Vanessa Beecroft (1969, Genoa, Italy; lives and works in Los Angeles) focuses her work around the theme of the female body, primarily in her tableaux vivants performance pieces inhabited by live nude models, but also in photography, sculpture and video art, moving between the aesthetics of idealized classical forms and the politics of contemporary issues of self-image and objectification. She studied painting at the Accademia Ligustica di Belle Arti in Genoa, then went on studying scenic design at the Accademia di belle arti di Brera in Milan. Beecroft created her performance at the Galleria Luciano Inga-Pin, Milan in 1993, while her first solo exhibition was held at the Galleria Fac-Simile, Milan in 1994. Today she is represented by the Galleria Lia Rumma and has exhibited her work and created site specific projects for some of the world’s major museums and galleries including: (2011) Galleria Lia Rumma, Milan; (2010) Fish market, Naples; (2009) Long Island City, New York, USA; (2008) Chiesa dello Spasimo, Palermo;  (2007) Pescheria di Rialto, Venice, Biennale di Venezia; Gana Art Gallery, Seoul; (2006) The National Gallery, London; Espace Louis Vuitton, Paris, France; (2005) Neue Nationalgalerie, Berlin, Germany; (2004) Kunsthalle Bielefeld, Bielefeld, Germany; TWA Terminal 5, JFK Airport, New York, USA; (2003) Castello di Rivoli Museo d’Arte Contemporanea, Turin, Italy; (2002) Sao Paolo Biennial, Brazil; (2001) Peggy Guggenheim Collection, Venice, Italy; Palazzo Ducale, Genoa, Italy; (1998) Guggenheim Museum, New York, USA; (1994) P.S.1 Contemporary Art Center, Long Island City, New York, USA.

« back to exhibition

An Idea of Beauty

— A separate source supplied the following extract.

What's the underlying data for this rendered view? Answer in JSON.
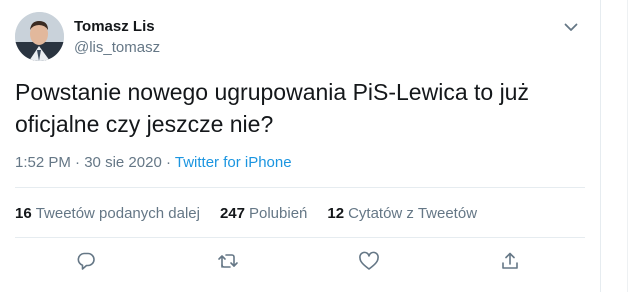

Information: +39 26 45 155
Reservations: +39 055 24 69 600
Cliccando sul bottone go si dichiara di aver letto ed accettatto le politiche sulla privacy

EVENTS CALENDAR:  December 2023
« Jun    

ARTIST ARCHIVE  click on the letter


Con la grande mostra dedicata ad Ai Weiwei (23 settembre 2016-22 gennaio 2017) per la prima volta Palazzo Strozzi diventa uno spazio espositivo unitario che comprende facciata, Cortile, Piano Nobile e Strozzina.

L’arte contemporanea esce dalla Strozzina e si espande sia a livello espositivo che di comunicazione, in uno scenario in cui Palazzo Strozzi partecipa attivamente all’avanguardia artistica del nostro tempo.

Per questo motivo le informazioni relative alla mostra Ai Weiwei. Libero e il programma di mostre e attività future dedicato all'arte contemporanea saranno consultabili direttamente al sito e sui canali social di Palazzo Strozzi.